You can also find the complete release notes here and see all fixes, improvements and new features included in the release. To save you time, please find below additional information about some of the items that attracted our attention from the Hadoop 1.0.0 release.

Cluster Management Optimizations should be modified to enable task memory manager
Adds additional options to manage memory usage by MR tasks. In particular, this allows to set max memory usage for map and reduce tasks (separately).

Performance Improvements should be modified to enable task memory manager
This is a short-term solution for the issue HDFS-347 “DFS read performance suboptimal when client co-located on nodes with data” which is quite hot in Hadoop dev community nowadays. NOTE: by default this optimization is switched off (or is it? Update: it is not, see the comments) so some config adjustments are required to benefit from it. And you will definitely want to benefit from it: some reported two times I/O performance improvements. Also highly recommended for HBase users.

HDFS-895Allow hflush/sync to occur in parallel with new writes to the file
Previously if a hflush/sync were in progress, an application could not write data to the HDFS client buffer. Again we stress out this improvement for HBase users as this increases the write throughput of the transaction log in HBase.

MAPREDUCE-2494Make the distributed cache delete entires using LRU priority
When certain threshold was reached and distributed cache was being purged, previous implementation deleted all entries that were not currently being used. With new code more hot data can be left in the cache (the percentage is configurable) and thus decrease cache misses.

New Features

HDFS-2316 [umbrella] WebHDFS: a complete FileSystem implementation for accessing HDFS over HTTP
Allows accessing HDFS over HTTP (read & write)

MAPREDUCE-3169Create a new MiniMRCluster equivalent which only provides client APIs cross MR1 and MR2
Cleaner MR1 & MR2 compatible API for mini MR cluster to be used in unit-tests.

HADOOP-7710Create a script to setup application in order to create root directories for application such hbase, hcat, hive etc
Similar to hadoop-setup-user script, a hadoop-setup-applications script was added to set up root directories for apps to write to (/hbase, /hive, etc.)
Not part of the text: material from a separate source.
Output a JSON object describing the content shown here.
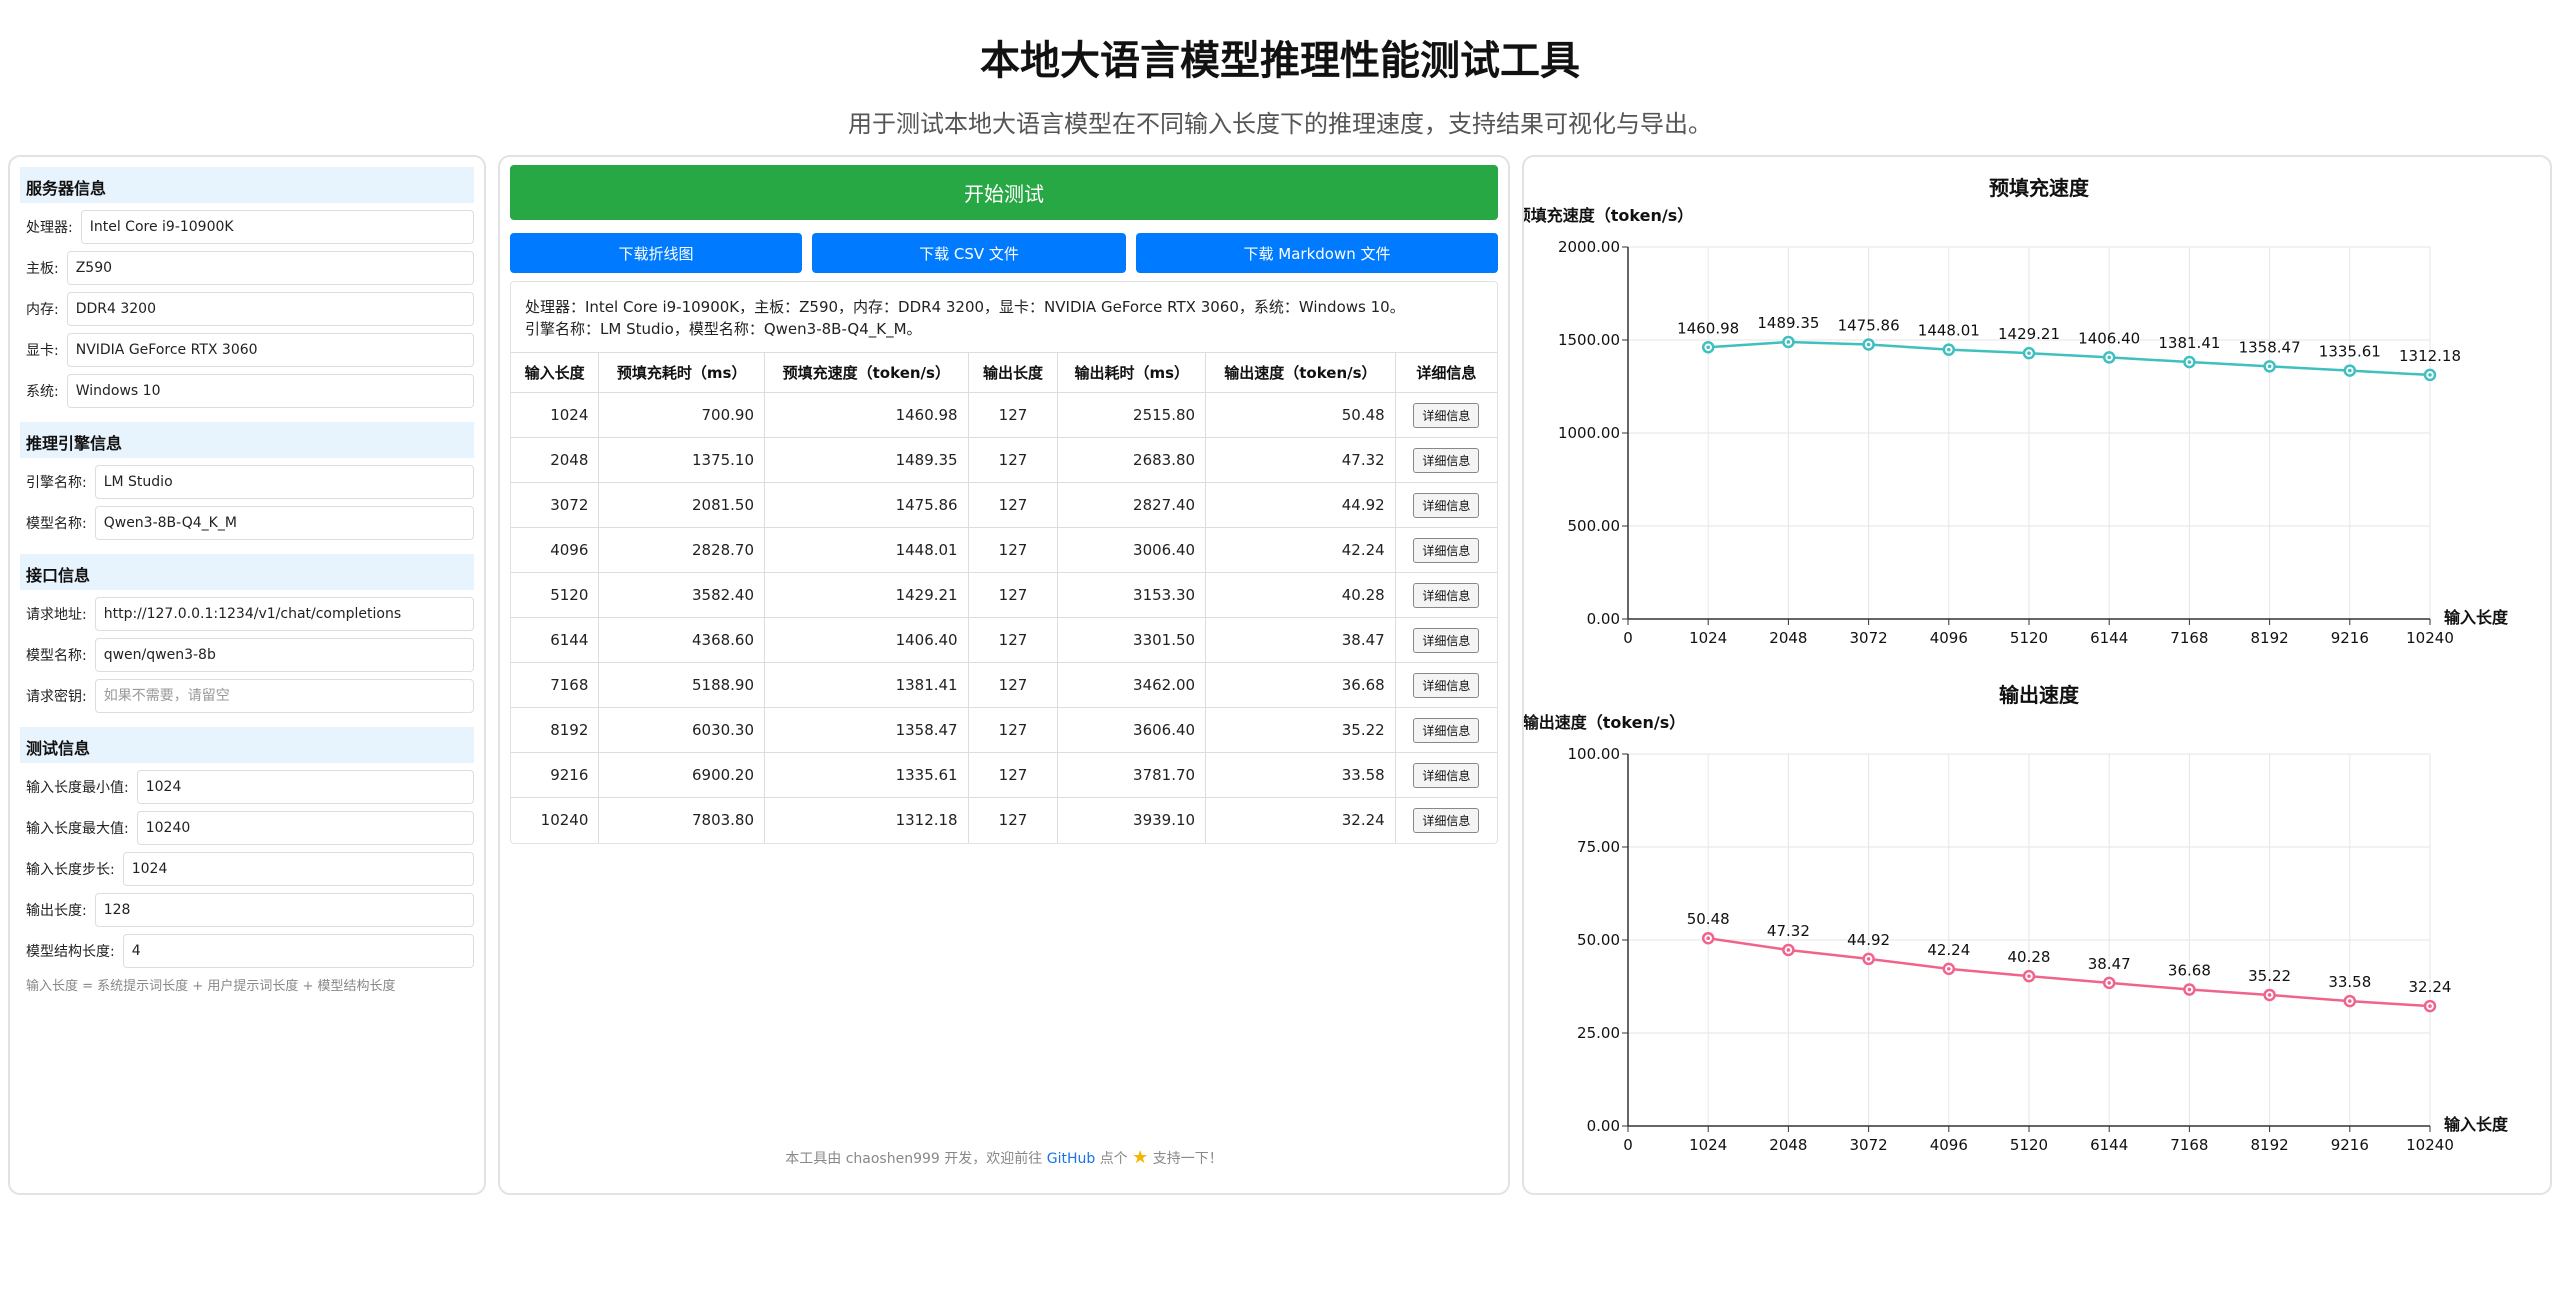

Enjoy Hadoop 1.0.0 and we hope you found this quick summary useful!